Associate Professor Dr. Li Jianyao
Associate Professor Dr Li Jianyao, Dean of Faculty of Tourism and Hospitality Management, UCSI University Sarawak Campus, addressed the crowd.  This event was organized by the students of Diploma in Hotel Management.  They spent two months to plan for this event.  They are proud and happy that they have helped successfully raised RM4,000 for the Cheshire Home.  Mr Anthony Jong, Assistant Honourary Treasure, Sarawak Cheshire Home, was on hand to receive the mock cheque.   Also on hand was Mr Harvard Wong, Project Manager of Charity Walk for Hearts. 

L-R: Ashley, Dr. Li, Harvard  and Anthony

 Let the walk begin...


Participants ready to go
The signage made me smile
So we didn't lose our way
Following the crowd
Even the cat waved us on
Not part of the walk but me likes!

To the finish we go...


Me, Anthony Lau and Reuben Su
Nasa Zaidul looking very happy indeed
The only four-legged participant
Berbuka Puasa goodies
Lucky draw hamper time!
UCSI group photo
Reuben with Andrea Ong, the emcee

A jolly good time!

I truly enjoyed myself. From the moment I contacted the tireless Aron to register for the walk I knew this was going to be a wonderful event.  Aron went to the gym to to help me register one evening.  Later he would drop off the t-shirts at another gym in the evening.  Now that is what I call truly hands-on service.  This augurs well for the whole USCI University as well if there are ambassadors such as these.  Then there was Andrea who was so helpful with her notes.  It's the little things that always make me happy.  Like the fact that the kind lady helped me with my berbuka puasa goodies.  I was surprised at the amount of food I had gotten, and that was something to look forward to in the evening.  There was no shortage of refreshments and snacks for those who participated.  Everyone was really friendly.  The Reservoir Park venue was the perfect choice too.  Even though we started walking a bit late, we didn't feel the heat, as we talked up a storm all the way to the finish line.

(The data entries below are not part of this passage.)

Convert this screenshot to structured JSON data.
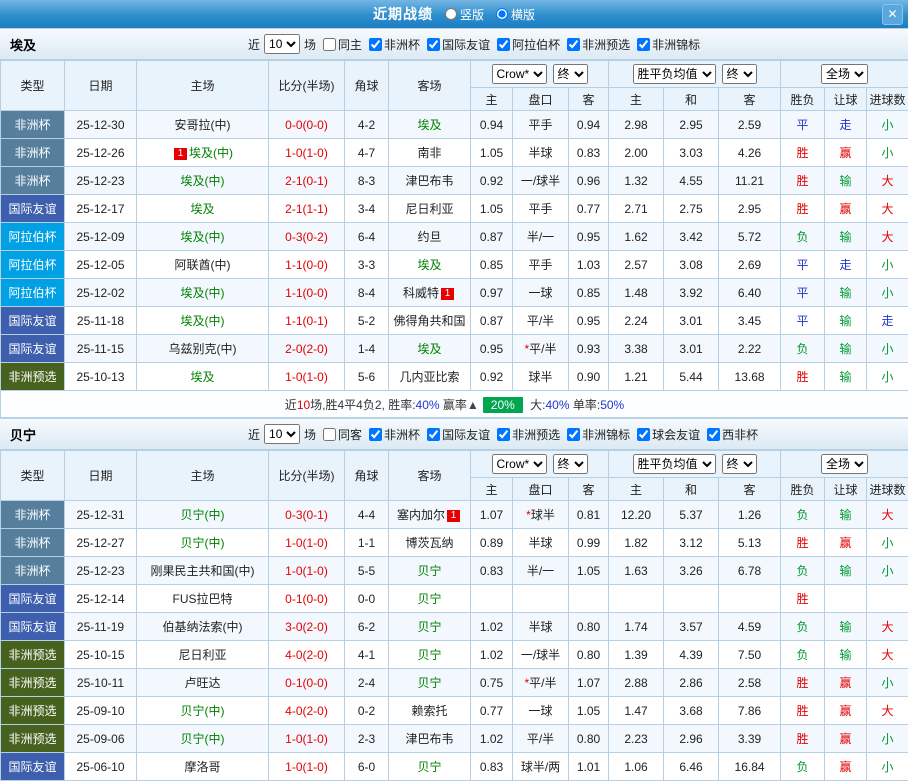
{
  "titlebar": {
    "title": "近期战绩",
    "options": [
      {
        "label": "竖版",
        "selected": false
      },
      {
        "label": "横版",
        "selected": true
      }
    ],
    "close": "✕"
  },
  "table_header": {
    "main_cols": [
      "类型",
      "日期",
      "主场",
      "比分(半场)",
      "角球",
      "客场"
    ],
    "asia_selects": [
      "Crow*",
      "终"
    ],
    "europe_selects": [
      "胜平负均值",
      "终"
    ],
    "scope_selects": [
      "全场"
    ],
    "sub_cols": [
      "主",
      "盘口",
      "客",
      "主",
      "和",
      "客",
      "胜负",
      "让球",
      "进球数"
    ]
  },
  "type_colors": {
    "非洲杯": "#567f9e",
    "国际友谊": "#3e5fae",
    "阿拉伯杯": "#00a0e4",
    "非洲预选": "#47611f"
  },
  "verdict_colors": {
    "r": "#e60000",
    "g": "#009933",
    "b": "#2233cc"
  },
  "sections": [
    {
      "team": "埃及",
      "filter": {
        "near": "近",
        "count": "10",
        "games": "场",
        "checks": [
          {
            "label": "同主",
            "checked": false
          },
          {
            "label": "非洲杯",
            "checked": true
          },
          {
            "label": "国际友谊",
            "checked": true
          },
          {
            "label": "阿拉伯杯",
            "checked": true
          },
          {
            "label": "非洲预选",
            "checked": true
          },
          {
            "label": "非洲锦标",
            "checked": true
          }
        ]
      },
      "rows": [
        {
          "type": "非洲杯",
          "date": "25-12-30",
          "home": {
            "name": "安哥拉(中)",
            "green": false
          },
          "score": "0-0(0-0)",
          "corner": "4-2",
          "away": {
            "name": "埃及",
            "green": true
          },
          "asia": [
            "0.94",
            "平手",
            "0.94"
          ],
          "europe": [
            "2.98",
            "2.95",
            "2.59"
          ],
          "verdict": [
            [
              "平",
              "b"
            ],
            [
              "走",
              "b"
            ],
            [
              "小",
              "g"
            ]
          ]
        },
        {
          "type": "非洲杯",
          "date": "25-12-26",
          "home": {
            "name": "埃及(中)",
            "green": true,
            "card_before": "1"
          },
          "score": "1-0(1-0)",
          "corner": "4-7",
          "away": {
            "name": "南非",
            "green": false
          },
          "asia": [
            "1.05",
            "半球",
            "0.83"
          ],
          "europe": [
            "2.00",
            "3.03",
            "4.26"
          ],
          "verdict": [
            [
              "胜",
              "r"
            ],
            [
              "赢",
              "r"
            ],
            [
              "小",
              "g"
            ]
          ]
        },
        {
          "type": "非洲杯",
          "date": "25-12-23",
          "home": {
            "name": "埃及(中)",
            "green": true
          },
          "score": "2-1(0-1)",
          "corner": "8-3",
          "away": {
            "name": "津巴布韦",
            "green": false
          },
          "asia": [
            "0.92",
            "一/球半",
            "0.96"
          ],
          "europe": [
            "1.32",
            "4.55",
            "11.21"
          ],
          "verdict": [
            [
              "胜",
              "r"
            ],
            [
              "输",
              "g"
            ],
            [
              "大",
              "r"
            ]
          ]
        },
        {
          "type": "国际友谊",
          "date": "25-12-17",
          "home": {
            "name": "埃及",
            "green": true
          },
          "score": "2-1(1-1)",
          "corner": "3-4",
          "away": {
            "name": "尼日利亚",
            "green": false
          },
          "asia": [
            "1.05",
            "平手",
            "0.77"
          ],
          "europe": [
            "2.71",
            "2.75",
            "2.95"
          ],
          "verdict": [
            [
              "胜",
              "r"
            ],
            [
              "赢",
              "r"
            ],
            [
              "大",
              "r"
            ]
          ]
        },
        {
          "type": "阿拉伯杯",
          "date": "25-12-09",
          "home": {
            "name": "埃及(中)",
            "green": true
          },
          "score": "0-3(0-2)",
          "corner": "6-4",
          "away": {
            "name": "约旦",
            "green": false
          },
          "asia": [
            "0.87",
            "半/一",
            "0.95"
          ],
          "europe": [
            "1.62",
            "3.42",
            "5.72"
          ],
          "verdict": [
            [
              "负",
              "g"
            ],
            [
              "输",
              "g"
            ],
            [
              "大",
              "r"
            ]
          ]
        },
        {
          "type": "阿拉伯杯",
          "date": "25-12-05",
          "home": {
            "name": "阿联酋(中)",
            "green": false
          },
          "score": "1-1(0-0)",
          "corner": "3-3",
          "away": {
            "name": "埃及",
            "green": true
          },
          "asia": [
            "0.85",
            "平手",
            "1.03"
          ],
          "europe": [
            "2.57",
            "3.08",
            "2.69"
          ],
          "verdict": [
            [
              "平",
              "b"
            ],
            [
              "走",
              "b"
            ],
            [
              "小",
              "g"
            ]
          ]
        },
        {
          "type": "阿拉伯杯",
          "date": "25-12-02",
          "home": {
            "name": "埃及(中)",
            "green": true
          },
          "score": "1-1(0-0)",
          "corner": "8-4",
          "away": {
            "name": "科威特",
            "green": false,
            "card_after": "1"
          },
          "asia": [
            "0.97",
            "一球",
            "0.85"
          ],
          "europe": [
            "1.48",
            "3.92",
            "6.40"
          ],
          "verdict": [
            [
              "平",
              "b"
            ],
            [
              "输",
              "g"
            ],
            [
              "小",
              "g"
            ]
          ]
        },
        {
          "type": "国际友谊",
          "date": "25-11-18",
          "home": {
            "name": "埃及(中)",
            "green": true
          },
          "score": "1-1(0-1)",
          "corner": "5-2",
          "away": {
            "name": "佛得角共和国",
            "green": false
          },
          "asia": [
            "0.87",
            "平/半",
            "0.95"
          ],
          "europe": [
            "2.24",
            "3.01",
            "3.45"
          ],
          "verdict": [
            [
              "平",
              "b"
            ],
            [
              "输",
              "g"
            ],
            [
              "走",
              "b"
            ]
          ]
        },
        {
          "type": "国际友谊",
          "date": "25-11-15",
          "home": {
            "name": "乌兹别克(中)",
            "green": false
          },
          "score": "2-0(2-0)",
          "corner": "1-4",
          "away": {
            "name": "埃及",
            "green": true
          },
          "asia": [
            "0.95",
            "*平/半",
            "0.93"
          ],
          "europe": [
            "3.38",
            "3.01",
            "2.22"
          ],
          "verdict": [
            [
              "负",
              "g"
            ],
            [
              "输",
              "g"
            ],
            [
              "小",
              "g"
            ]
          ]
        },
        {
          "type": "非洲预选",
          "date": "25-10-13",
          "home": {
            "name": "埃及",
            "green": true
          },
          "score": "1-0(1-0)",
          "corner": "5-6",
          "away": {
            "name": "几内亚比索",
            "green": false
          },
          "asia": [
            "0.92",
            "球半",
            "0.90"
          ],
          "europe": [
            "1.21",
            "5.44",
            "13.68"
          ],
          "verdict": [
            [
              "胜",
              "r"
            ],
            [
              "输",
              "g"
            ],
            [
              "小",
              "g"
            ]
          ]
        }
      ],
      "summary": [
        {
          "t": "近",
          "c": "#333333"
        },
        {
          "t": "10",
          "c": "#e60000"
        },
        {
          "t": "场,胜4平4负2, 胜率:",
          "c": "#333333"
        },
        {
          "t": "40%",
          "c": "#2233cc"
        },
        {
          "t": " 赢率",
          "c": "#333333"
        },
        {
          "t": "▲",
          "c": "#444444"
        },
        {
          "badge": "20%",
          "bg": "#00a650"
        },
        {
          "t": " 大:",
          "c": "#333333"
        },
        {
          "t": "40%",
          "c": "#2233cc"
        },
        {
          "t": " 单率:",
          "c": "#333333"
        },
        {
          "t": "50%",
          "c": "#2233cc"
        }
      ]
    },
    {
      "team": "贝宁",
      "filter": {
        "near": "近",
        "count": "10",
        "games": "场",
        "checks": [
          {
            "label": "同客",
            "checked": false
          },
          {
            "label": "非洲杯",
            "checked": true
          },
          {
            "label": "国际友谊",
            "checked": true
          },
          {
            "label": "非洲预选",
            "checked": true
          },
          {
            "label": "非洲锦标",
            "checked": true
          },
          {
            "label": "球会友谊",
            "checked": true
          },
          {
            "label": "西非杯",
            "checked": true
          }
        ]
      },
      "rows": [
        {
          "type": "非洲杯",
          "date": "25-12-31",
          "home": {
            "name": "贝宁(中)",
            "green": true
          },
          "score": "0-3(0-1)",
          "corner": "4-4",
          "away": {
            "name": "塞内加尔",
            "green": false,
            "card_after": "1"
          },
          "asia": [
            "1.07",
            "*球半",
            "0.81"
          ],
          "europe": [
            "12.20",
            "5.37",
            "1.26"
          ],
          "verdict": [
            [
              "负",
              "g"
            ],
            [
              "输",
              "g"
            ],
            [
              "大",
              "r"
            ]
          ]
        },
        {
          "type": "非洲杯",
          "date": "25-12-27",
          "home": {
            "name": "贝宁(中)",
            "green": true
          },
          "score": "1-0(1-0)",
          "corner": "1-1",
          "away": {
            "name": "博茨瓦纳",
            "green": false
          },
          "asia": [
            "0.89",
            "半球",
            "0.99"
          ],
          "europe": [
            "1.82",
            "3.12",
            "5.13"
          ],
          "verdict": [
            [
              "胜",
              "r"
            ],
            [
              "赢",
              "r"
            ],
            [
              "小",
              "g"
            ]
          ]
        },
        {
          "type": "非洲杯",
          "date": "25-12-23",
          "home": {
            "name": "刚果民主共和国(中)",
            "green": false
          },
          "score": "1-0(1-0)",
          "corner": "5-5",
          "away": {
            "name": "贝宁",
            "green": true
          },
          "asia": [
            "0.83",
            "半/一",
            "1.05"
          ],
          "europe": [
            "1.63",
            "3.26",
            "6.78"
          ],
          "verdict": [
            [
              "负",
              "g"
            ],
            [
              "输",
              "g"
            ],
            [
              "小",
              "g"
            ]
          ]
        },
        {
          "type": "国际友谊",
          "date": "25-12-14",
          "home": {
            "name": "FUS拉巴特",
            "green": false
          },
          "score": "0-1(0-0)",
          "corner": "0-0",
          "away": {
            "name": "贝宁",
            "green": true
          },
          "asia": [
            "",
            "",
            ""
          ],
          "europe": [
            "",
            "",
            ""
          ],
          "verdict": [
            [
              "胜",
              "r"
            ],
            [
              "",
              ""
            ],
            [
              "",
              ""
            ]
          ]
        },
        {
          "type": "国际友谊",
          "date": "25-11-19",
          "home": {
            "name": "伯基纳法索(中)",
            "green": false
          },
          "score": "3-0(2-0)",
          "corner": "6-2",
          "away": {
            "name": "贝宁",
            "green": true
          },
          "asia": [
            "1.02",
            "半球",
            "0.80"
          ],
          "europe": [
            "1.74",
            "3.57",
            "4.59"
          ],
          "verdict": [
            [
              "负",
              "g"
            ],
            [
              "输",
              "g"
            ],
            [
              "大",
              "r"
            ]
          ]
        },
        {
          "type": "非洲预选",
          "date": "25-10-15",
          "home": {
            "name": "尼日利亚",
            "green": false
          },
          "score": "4-0(2-0)",
          "corner": "4-1",
          "away": {
            "name": "贝宁",
            "green": true
          },
          "asia": [
            "1.02",
            "一/球半",
            "0.80"
          ],
          "europe": [
            "1.39",
            "4.39",
            "7.50"
          ],
          "verdict": [
            [
              "负",
              "g"
            ],
            [
              "输",
              "g"
            ],
            [
              "大",
              "r"
            ]
          ]
        },
        {
          "type": "非洲预选",
          "date": "25-10-11",
          "home": {
            "name": "卢旺达",
            "green": false
          },
          "score": "0-1(0-0)",
          "corner": "2-4",
          "away": {
            "name": "贝宁",
            "green": true
          },
          "asia": [
            "0.75",
            "*平/半",
            "1.07"
          ],
          "europe": [
            "2.88",
            "2.86",
            "2.58"
          ],
          "verdict": [
            [
              "胜",
              "r"
            ],
            [
              "赢",
              "r"
            ],
            [
              "小",
              "g"
            ]
          ]
        },
        {
          "type": "非洲预选",
          "date": "25-09-10",
          "home": {
            "name": "贝宁(中)",
            "green": true
          },
          "score": "4-0(2-0)",
          "corner": "0-2",
          "away": {
            "name": "赖索托",
            "green": false
          },
          "asia": [
            "0.77",
            "一球",
            "1.05"
          ],
          "europe": [
            "1.47",
            "3.68",
            "7.86"
          ],
          "verdict": [
            [
              "胜",
              "r"
            ],
            [
              "赢",
              "r"
            ],
            [
              "大",
              "r"
            ]
          ]
        },
        {
          "type": "非洲预选",
          "date": "25-09-06",
          "home": {
            "name": "贝宁(中)",
            "green": true
          },
          "score": "1-0(1-0)",
          "corner": "2-3",
          "away": {
            "name": "津巴布韦",
            "green": false
          },
          "asia": [
            "1.02",
            "平/半",
            "0.80"
          ],
          "europe": [
            "2.23",
            "2.96",
            "3.39"
          ],
          "verdict": [
            [
              "胜",
              "r"
            ],
            [
              "赢",
              "r"
            ],
            [
              "小",
              "g"
            ]
          ]
        },
        {
          "type": "国际友谊",
          "date": "25-06-10",
          "home": {
            "name": "摩洛哥",
            "green": false
          },
          "score": "1-0(1-0)",
          "corner": "6-0",
          "away": {
            "name": "贝宁",
            "green": true
          },
          "asia": [
            "0.83",
            "球半/两",
            "1.01"
          ],
          "europe": [
            "1.06",
            "6.46",
            "16.84"
          ],
          "verdict": [
            [
              "负",
              "g"
            ],
            [
              "赢",
              "r"
            ],
            [
              "小",
              "g"
            ]
          ]
        }
      ],
      "summary": null
    }
  ]
}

I was later informed that it wasn't actually a 5km walk. The route had been shortened! Hence the readouts of 3.8km and 4.3km on different GPS tracking devices.  In fact they shortened it because several OKUs were supposed to have joined in the walk to.  Unfortunately they didn't turn up.  That's the sort of thing that makes my heart smile.  Thus the charity walk was aptly named.  Yes this was a charity event, but it was also a walkathon awareness programme.  The fact that so many youngsters participated was a tremendous sign.  This was definitely a job well done and everyone who had a part in organising the Charity Walk for Hearts should give themselves a mighty big pat on the back.  The residents of the Sarawak Cheshire  Home might not know you but I am positive they are ever so grateful for what you have done.  Keep up the good work guys!

The Reservoir Park


In my excitement to write about the Charity Walk for Hearts I forgot to tell people from outside Kuching more about the Sarawak Cheshire Home.  It was officially declared open in November 1969.  However it's formation went back as far as 1966.  A group of people who had heard about the works of the Cheshire Homes, founded by Group Captain Leonard Cheshire began to make plans to establish a home in Kuching  to serve the incurably sick and handicapped for whom there was no special places.  By May 1966, Group Captain Cheshire himself visited Kuching to see into the possibility of establishing a Home here.  The Sarawak Social Welfare Council gave momentum to the fund raising drive with a generous grant.  This grant has been continued annually by the Ministry of Welfare.  The hard work and many contributions of interested individuals from all over the State has since made the construction and running of the Sarawak Cheshire Home possible.